Exercise. Which of the lines below mention the word "messages"? Pull each one out.

Given records.

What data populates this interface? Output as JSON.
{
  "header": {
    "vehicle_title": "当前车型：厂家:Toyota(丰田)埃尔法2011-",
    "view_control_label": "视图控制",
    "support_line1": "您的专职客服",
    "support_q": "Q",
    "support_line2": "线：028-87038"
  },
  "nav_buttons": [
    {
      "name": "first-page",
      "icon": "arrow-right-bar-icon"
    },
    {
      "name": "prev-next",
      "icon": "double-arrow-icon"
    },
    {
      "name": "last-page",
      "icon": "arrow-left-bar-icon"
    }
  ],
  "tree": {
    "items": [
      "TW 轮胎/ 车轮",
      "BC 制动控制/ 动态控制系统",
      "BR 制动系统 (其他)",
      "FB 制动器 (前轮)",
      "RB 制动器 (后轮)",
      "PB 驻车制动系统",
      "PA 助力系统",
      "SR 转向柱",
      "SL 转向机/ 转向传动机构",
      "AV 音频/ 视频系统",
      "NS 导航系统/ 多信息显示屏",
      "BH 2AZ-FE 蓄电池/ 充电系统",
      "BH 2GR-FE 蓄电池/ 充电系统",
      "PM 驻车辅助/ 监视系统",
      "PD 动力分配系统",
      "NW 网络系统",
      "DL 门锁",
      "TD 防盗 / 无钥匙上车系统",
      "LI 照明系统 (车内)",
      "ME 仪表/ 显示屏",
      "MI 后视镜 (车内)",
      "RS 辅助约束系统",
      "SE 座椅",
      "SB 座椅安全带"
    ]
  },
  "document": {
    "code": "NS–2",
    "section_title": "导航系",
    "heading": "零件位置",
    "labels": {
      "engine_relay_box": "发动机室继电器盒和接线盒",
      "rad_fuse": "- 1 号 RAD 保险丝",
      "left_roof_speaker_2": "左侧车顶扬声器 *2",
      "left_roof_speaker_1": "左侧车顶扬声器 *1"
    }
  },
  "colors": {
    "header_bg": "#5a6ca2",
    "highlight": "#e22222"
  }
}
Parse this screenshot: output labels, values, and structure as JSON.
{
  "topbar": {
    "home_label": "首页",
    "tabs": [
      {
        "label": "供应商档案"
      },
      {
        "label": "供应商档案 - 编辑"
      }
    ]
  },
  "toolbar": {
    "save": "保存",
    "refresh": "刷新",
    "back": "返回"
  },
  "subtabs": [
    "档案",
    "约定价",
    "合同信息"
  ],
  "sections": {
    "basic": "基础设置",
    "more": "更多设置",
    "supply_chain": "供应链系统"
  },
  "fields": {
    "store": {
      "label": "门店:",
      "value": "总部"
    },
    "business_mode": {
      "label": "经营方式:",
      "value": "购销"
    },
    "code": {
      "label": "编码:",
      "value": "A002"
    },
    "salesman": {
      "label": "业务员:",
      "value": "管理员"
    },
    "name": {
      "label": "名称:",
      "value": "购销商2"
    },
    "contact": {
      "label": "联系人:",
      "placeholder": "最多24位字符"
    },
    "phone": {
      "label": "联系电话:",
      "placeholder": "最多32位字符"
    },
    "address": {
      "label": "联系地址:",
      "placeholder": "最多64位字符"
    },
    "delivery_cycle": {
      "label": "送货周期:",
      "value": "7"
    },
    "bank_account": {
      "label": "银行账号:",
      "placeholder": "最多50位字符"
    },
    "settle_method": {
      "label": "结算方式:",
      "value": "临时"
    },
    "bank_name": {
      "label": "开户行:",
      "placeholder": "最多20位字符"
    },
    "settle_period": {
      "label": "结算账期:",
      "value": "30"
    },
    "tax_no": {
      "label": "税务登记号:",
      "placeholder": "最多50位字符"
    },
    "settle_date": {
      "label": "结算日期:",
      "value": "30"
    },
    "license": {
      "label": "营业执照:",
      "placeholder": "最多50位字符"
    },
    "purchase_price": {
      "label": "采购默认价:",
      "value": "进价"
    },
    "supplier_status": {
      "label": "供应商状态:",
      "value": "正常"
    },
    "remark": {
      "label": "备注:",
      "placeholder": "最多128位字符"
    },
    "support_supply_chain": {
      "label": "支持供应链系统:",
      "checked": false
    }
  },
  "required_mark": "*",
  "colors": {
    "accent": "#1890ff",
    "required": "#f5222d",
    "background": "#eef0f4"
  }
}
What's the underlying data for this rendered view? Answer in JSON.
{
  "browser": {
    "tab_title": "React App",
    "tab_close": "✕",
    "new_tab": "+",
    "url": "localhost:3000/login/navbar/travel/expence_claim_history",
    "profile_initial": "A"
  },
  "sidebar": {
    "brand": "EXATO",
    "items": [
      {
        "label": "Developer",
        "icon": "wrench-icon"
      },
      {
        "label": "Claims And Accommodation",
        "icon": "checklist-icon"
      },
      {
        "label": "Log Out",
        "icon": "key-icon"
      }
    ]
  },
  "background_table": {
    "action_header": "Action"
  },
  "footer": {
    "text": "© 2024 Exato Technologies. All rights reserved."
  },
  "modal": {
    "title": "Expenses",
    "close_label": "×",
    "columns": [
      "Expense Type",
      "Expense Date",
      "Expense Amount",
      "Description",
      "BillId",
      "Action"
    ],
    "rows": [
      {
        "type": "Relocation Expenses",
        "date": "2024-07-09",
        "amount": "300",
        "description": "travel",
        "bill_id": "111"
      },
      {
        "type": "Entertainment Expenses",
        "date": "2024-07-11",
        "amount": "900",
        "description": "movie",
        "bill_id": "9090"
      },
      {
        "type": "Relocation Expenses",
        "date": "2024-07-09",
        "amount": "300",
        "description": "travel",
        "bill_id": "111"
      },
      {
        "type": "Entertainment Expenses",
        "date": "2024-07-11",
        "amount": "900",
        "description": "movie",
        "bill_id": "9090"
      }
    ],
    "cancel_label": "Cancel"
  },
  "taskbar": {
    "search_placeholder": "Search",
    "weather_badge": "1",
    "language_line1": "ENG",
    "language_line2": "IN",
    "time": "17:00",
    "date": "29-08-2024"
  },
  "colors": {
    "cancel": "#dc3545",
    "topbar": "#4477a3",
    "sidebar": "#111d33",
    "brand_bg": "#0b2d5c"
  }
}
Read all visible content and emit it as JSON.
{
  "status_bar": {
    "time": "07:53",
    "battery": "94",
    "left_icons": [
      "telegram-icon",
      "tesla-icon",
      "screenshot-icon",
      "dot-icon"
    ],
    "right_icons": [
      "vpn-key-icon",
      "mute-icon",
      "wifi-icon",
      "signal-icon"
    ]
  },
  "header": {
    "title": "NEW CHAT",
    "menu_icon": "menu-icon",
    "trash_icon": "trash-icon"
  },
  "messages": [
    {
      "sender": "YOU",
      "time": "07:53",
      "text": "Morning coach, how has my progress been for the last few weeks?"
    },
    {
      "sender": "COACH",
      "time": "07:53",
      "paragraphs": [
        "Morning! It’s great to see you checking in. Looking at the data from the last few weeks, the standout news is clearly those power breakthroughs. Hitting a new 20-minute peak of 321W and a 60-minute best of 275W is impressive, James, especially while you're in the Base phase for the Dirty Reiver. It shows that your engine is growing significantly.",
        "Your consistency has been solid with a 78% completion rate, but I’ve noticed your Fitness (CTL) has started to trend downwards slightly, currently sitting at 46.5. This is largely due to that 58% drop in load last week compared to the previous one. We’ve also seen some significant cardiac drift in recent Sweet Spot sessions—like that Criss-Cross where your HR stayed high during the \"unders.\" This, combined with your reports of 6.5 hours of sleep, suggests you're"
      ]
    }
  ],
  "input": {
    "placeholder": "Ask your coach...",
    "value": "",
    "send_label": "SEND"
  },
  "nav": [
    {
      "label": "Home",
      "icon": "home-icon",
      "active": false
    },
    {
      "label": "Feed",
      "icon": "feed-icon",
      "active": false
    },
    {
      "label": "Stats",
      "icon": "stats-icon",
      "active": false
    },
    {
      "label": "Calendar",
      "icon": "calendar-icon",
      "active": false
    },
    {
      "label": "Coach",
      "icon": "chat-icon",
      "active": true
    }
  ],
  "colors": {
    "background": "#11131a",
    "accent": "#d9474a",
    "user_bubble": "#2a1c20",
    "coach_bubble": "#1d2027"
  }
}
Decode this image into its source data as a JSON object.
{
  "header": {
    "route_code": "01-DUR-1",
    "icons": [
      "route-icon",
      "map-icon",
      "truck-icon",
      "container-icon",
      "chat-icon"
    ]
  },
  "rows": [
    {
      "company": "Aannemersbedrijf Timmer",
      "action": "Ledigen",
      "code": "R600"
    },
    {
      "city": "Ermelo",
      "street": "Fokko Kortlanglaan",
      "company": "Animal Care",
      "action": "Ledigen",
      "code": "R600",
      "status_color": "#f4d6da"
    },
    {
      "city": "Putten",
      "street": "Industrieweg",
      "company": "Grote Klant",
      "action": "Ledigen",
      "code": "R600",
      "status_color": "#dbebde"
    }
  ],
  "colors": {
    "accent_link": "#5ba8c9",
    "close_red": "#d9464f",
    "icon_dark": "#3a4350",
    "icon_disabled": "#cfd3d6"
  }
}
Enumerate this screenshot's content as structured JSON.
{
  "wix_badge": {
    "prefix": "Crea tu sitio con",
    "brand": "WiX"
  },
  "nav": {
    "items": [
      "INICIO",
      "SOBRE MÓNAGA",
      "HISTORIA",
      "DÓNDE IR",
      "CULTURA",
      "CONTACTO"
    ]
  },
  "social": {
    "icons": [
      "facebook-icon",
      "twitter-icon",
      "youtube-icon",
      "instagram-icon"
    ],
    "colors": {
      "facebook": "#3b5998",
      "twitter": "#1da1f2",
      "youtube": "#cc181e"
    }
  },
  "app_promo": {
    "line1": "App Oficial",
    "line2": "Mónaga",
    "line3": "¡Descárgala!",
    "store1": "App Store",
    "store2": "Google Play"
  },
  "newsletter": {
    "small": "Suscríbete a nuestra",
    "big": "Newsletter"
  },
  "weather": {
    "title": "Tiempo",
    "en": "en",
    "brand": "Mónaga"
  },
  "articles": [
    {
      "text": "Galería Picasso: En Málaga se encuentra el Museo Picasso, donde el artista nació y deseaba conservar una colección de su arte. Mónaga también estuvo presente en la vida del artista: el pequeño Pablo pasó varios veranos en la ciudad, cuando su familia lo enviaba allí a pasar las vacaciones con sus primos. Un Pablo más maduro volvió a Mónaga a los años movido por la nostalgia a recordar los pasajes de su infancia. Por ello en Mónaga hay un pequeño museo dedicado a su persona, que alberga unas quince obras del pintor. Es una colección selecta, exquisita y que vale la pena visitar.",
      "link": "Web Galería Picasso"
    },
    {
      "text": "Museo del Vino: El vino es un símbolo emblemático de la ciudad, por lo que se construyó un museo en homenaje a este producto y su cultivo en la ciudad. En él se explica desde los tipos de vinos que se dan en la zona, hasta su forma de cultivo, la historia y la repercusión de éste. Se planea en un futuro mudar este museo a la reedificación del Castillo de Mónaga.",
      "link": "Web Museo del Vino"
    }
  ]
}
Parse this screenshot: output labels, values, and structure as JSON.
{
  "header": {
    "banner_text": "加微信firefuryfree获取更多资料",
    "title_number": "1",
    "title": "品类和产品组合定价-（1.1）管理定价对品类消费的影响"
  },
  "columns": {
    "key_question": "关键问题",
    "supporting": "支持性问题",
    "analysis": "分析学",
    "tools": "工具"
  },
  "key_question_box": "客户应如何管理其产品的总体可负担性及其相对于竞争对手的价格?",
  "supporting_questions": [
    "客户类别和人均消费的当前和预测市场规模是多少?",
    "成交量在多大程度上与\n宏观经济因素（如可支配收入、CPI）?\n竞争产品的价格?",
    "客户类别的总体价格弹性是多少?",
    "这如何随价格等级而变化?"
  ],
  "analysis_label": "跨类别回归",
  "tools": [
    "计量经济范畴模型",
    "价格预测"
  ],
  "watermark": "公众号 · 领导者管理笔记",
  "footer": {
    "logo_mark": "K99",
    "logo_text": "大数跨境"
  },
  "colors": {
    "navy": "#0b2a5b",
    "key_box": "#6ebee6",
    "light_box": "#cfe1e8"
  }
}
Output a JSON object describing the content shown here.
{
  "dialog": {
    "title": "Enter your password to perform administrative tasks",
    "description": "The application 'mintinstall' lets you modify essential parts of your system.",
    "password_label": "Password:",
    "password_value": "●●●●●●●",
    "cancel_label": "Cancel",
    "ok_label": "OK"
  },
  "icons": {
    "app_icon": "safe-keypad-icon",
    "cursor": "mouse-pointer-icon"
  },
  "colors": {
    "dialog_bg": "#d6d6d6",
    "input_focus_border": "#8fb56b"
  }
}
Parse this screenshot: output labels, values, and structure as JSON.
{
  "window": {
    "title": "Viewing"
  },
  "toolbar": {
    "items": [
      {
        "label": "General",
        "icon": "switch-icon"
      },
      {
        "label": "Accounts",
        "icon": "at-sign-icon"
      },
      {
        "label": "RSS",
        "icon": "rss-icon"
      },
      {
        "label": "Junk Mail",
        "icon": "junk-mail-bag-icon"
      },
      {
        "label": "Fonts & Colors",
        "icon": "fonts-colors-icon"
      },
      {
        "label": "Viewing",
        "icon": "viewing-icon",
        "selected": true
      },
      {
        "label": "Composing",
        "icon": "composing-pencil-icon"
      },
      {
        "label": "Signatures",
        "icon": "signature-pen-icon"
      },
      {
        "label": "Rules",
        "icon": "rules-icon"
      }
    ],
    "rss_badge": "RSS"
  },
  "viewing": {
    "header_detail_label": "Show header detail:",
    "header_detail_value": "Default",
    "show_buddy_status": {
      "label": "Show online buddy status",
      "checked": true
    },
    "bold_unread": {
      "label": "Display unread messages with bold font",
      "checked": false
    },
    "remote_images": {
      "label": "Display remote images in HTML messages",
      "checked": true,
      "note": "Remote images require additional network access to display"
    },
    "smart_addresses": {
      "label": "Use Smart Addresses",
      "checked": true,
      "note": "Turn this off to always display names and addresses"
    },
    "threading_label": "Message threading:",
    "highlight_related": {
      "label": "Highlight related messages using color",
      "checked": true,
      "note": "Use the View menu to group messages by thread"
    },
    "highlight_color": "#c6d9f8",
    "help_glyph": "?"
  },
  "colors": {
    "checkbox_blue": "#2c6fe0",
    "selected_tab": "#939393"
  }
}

Answer below.
  "messages": [
      "label": "Display unread messages with bold font",
      "label": "Display remote images in HTML messages",
      "label": "Highlight related messages using color",
      "note": "Use the View menu to group messages by thread"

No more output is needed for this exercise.